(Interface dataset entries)
==*==

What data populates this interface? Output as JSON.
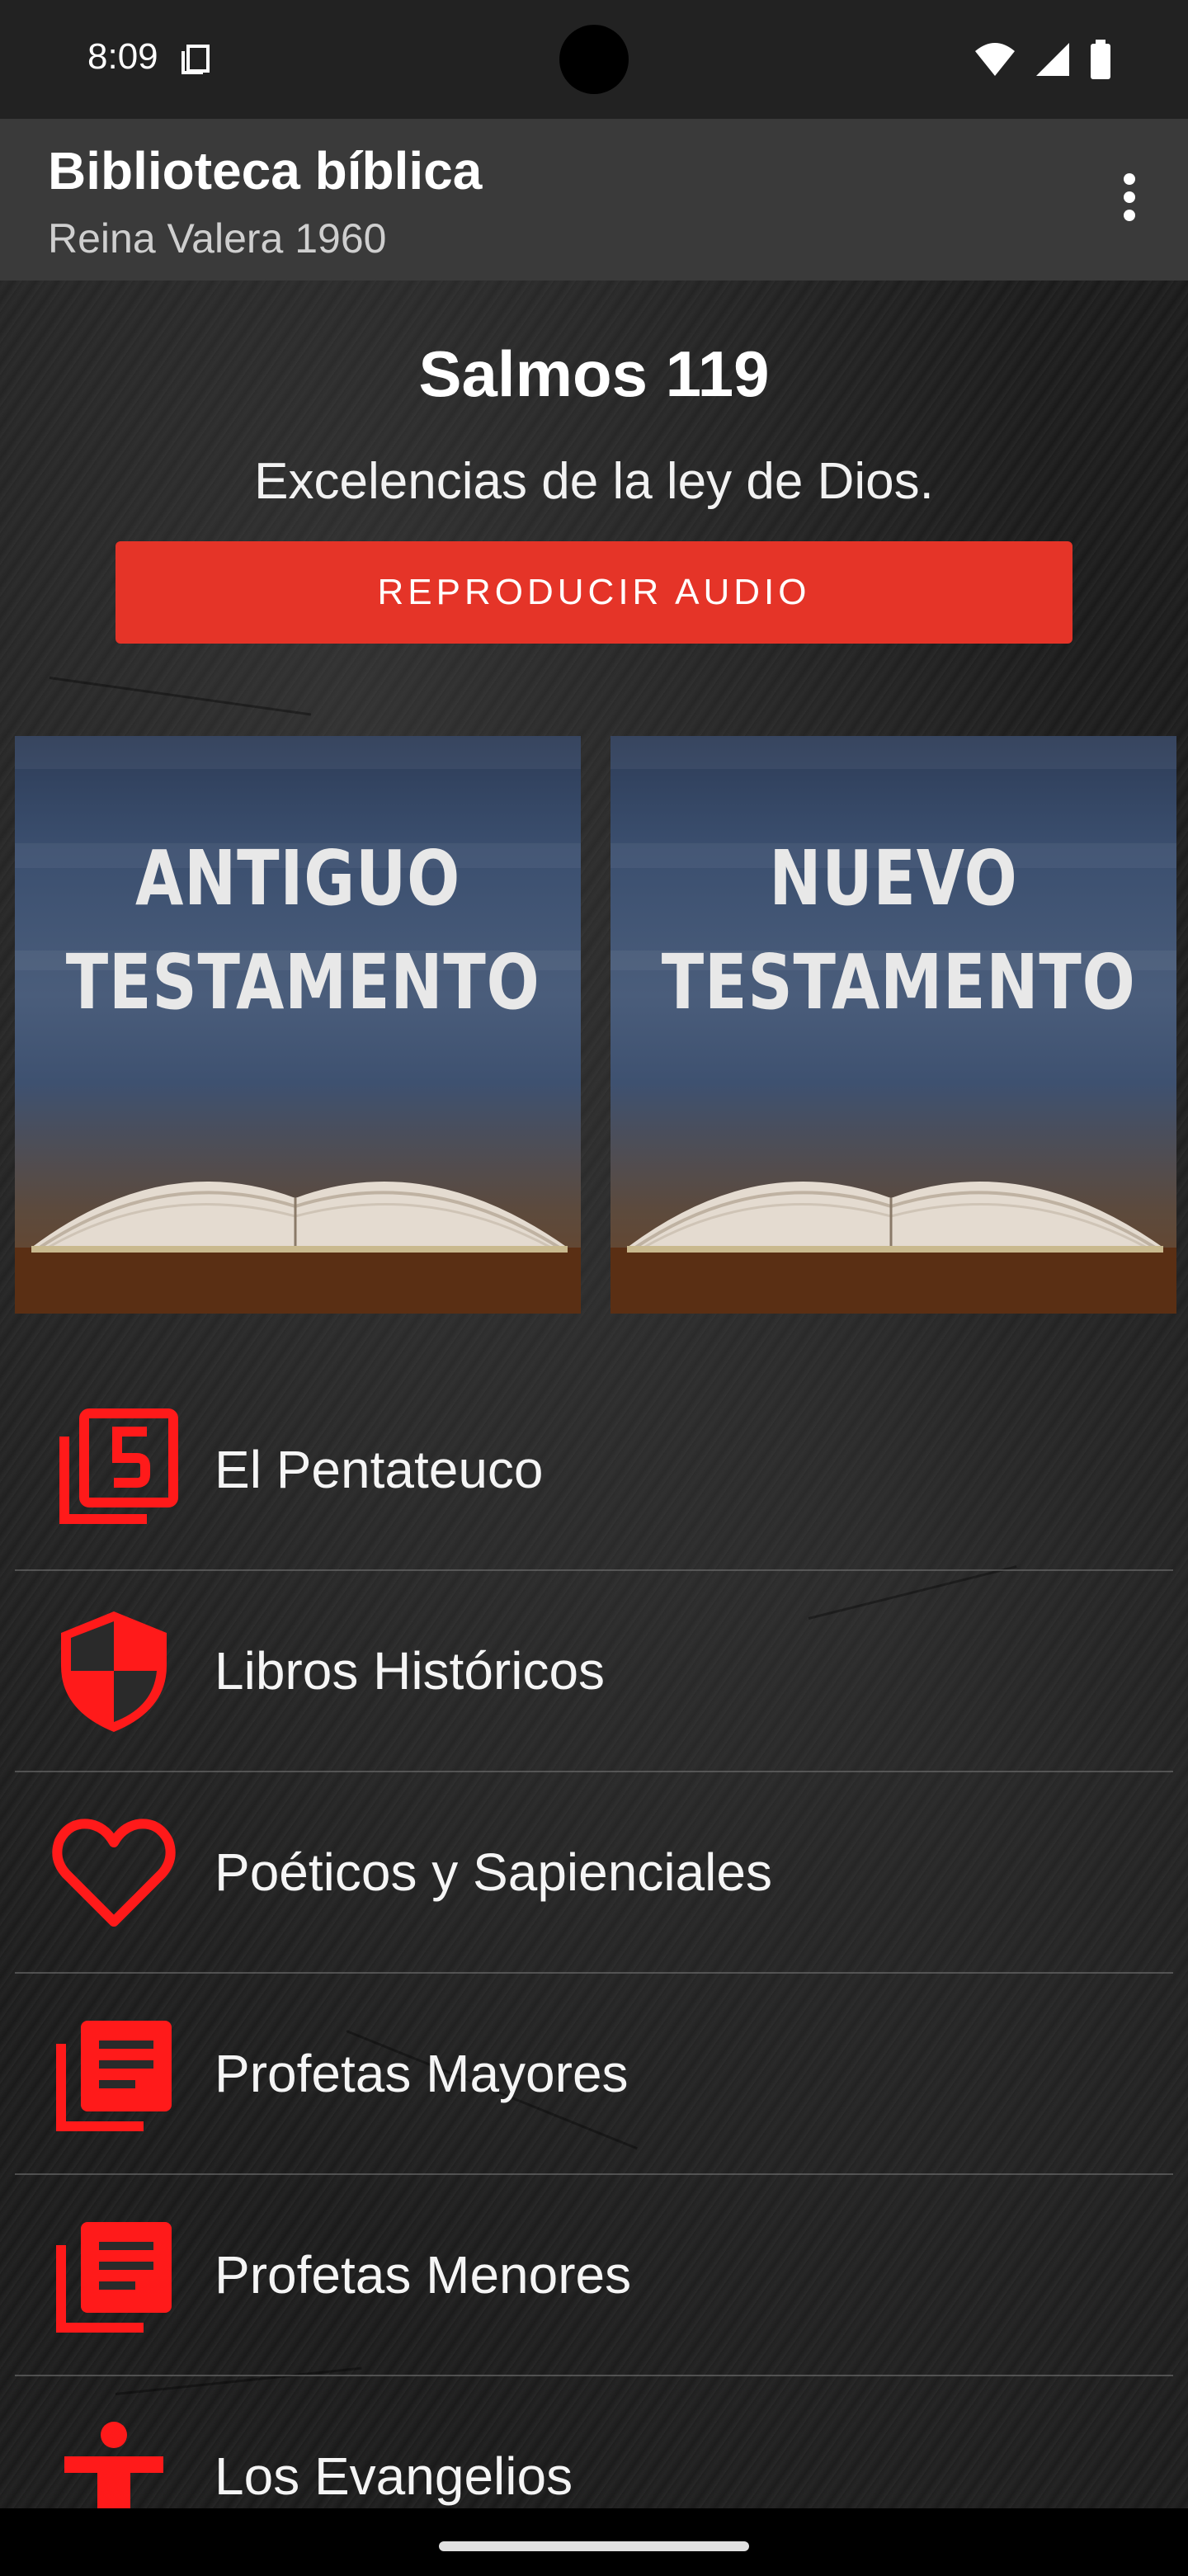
{
  "status_bar": {
    "time": "8:09"
  },
  "app_bar": {
    "title": "Biblioteca bíblica",
    "subtitle": "Reina Valera 1960"
  },
  "verse": {
    "reference": "Salmos 119",
    "description": "Excelencias de la ley de Dios.",
    "audio_button": "REPRODUCIR AUDIO"
  },
  "testaments": {
    "old": [
      "ANTIGUO",
      "TESTAMENTO"
    ],
    "new": [
      "NUEVO",
      "TESTAMENTO"
    ]
  },
  "categories": [
    {
      "label": "El Pentateuco",
      "icon": "filter-5-icon"
    },
    {
      "label": "Libros Históricos",
      "icon": "shield-icon"
    },
    {
      "label": "Poéticos y Sapienciales",
      "icon": "heart-icon"
    },
    {
      "label": "Profetas Mayores",
      "icon": "library-books-icon"
    },
    {
      "label": "Profetas Menores",
      "icon": "library-books-icon"
    },
    {
      "label": "Los Evangelios",
      "icon": "person-icon"
    }
  ],
  "colors": {
    "accent": "#e53428",
    "icon": "#ff1a1a",
    "app_bar": "#3a3a3a",
    "status_bar": "#222222"
  }
}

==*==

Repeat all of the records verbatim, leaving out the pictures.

What data populates this interface? Output as JSON.
{
  "status_bar": {
    "time": "8:09"
  },
  "app_bar": {
    "title": "Biblioteca bíblica",
    "subtitle": "Reina Valera 1960"
  },
  "verse": {
    "reference": "Salmos 119",
    "description": "Excelencias de la ley de Dios.",
    "audio_button": "REPRODUCIR AUDIO"
  },
  "testaments": {
    "old": [
      "ANTIGUO",
      "TESTAMENTO"
    ],
    "new": [
      "NUEVO",
      "TESTAMENTO"
    ]
  },
  "categories": [
    {
      "label": "El Pentateuco",
      "icon": "filter-5-icon"
    },
    {
      "label": "Libros Históricos",
      "icon": "shield-icon"
    },
    {
      "label": "Poéticos y Sapienciales",
      "icon": "heart-icon"
    },
    {
      "label": "Profetas Mayores",
      "icon": "library-books-icon"
    },
    {
      "label": "Profetas Menores",
      "icon": "library-books-icon"
    },
    {
      "label": "Los Evangelios",
      "icon": "person-icon"
    }
  ],
  "colors": {
    "accent": "#e53428",
    "icon": "#ff1a1a",
    "app_bar": "#3a3a3a",
    "status_bar": "#222222"
  }
}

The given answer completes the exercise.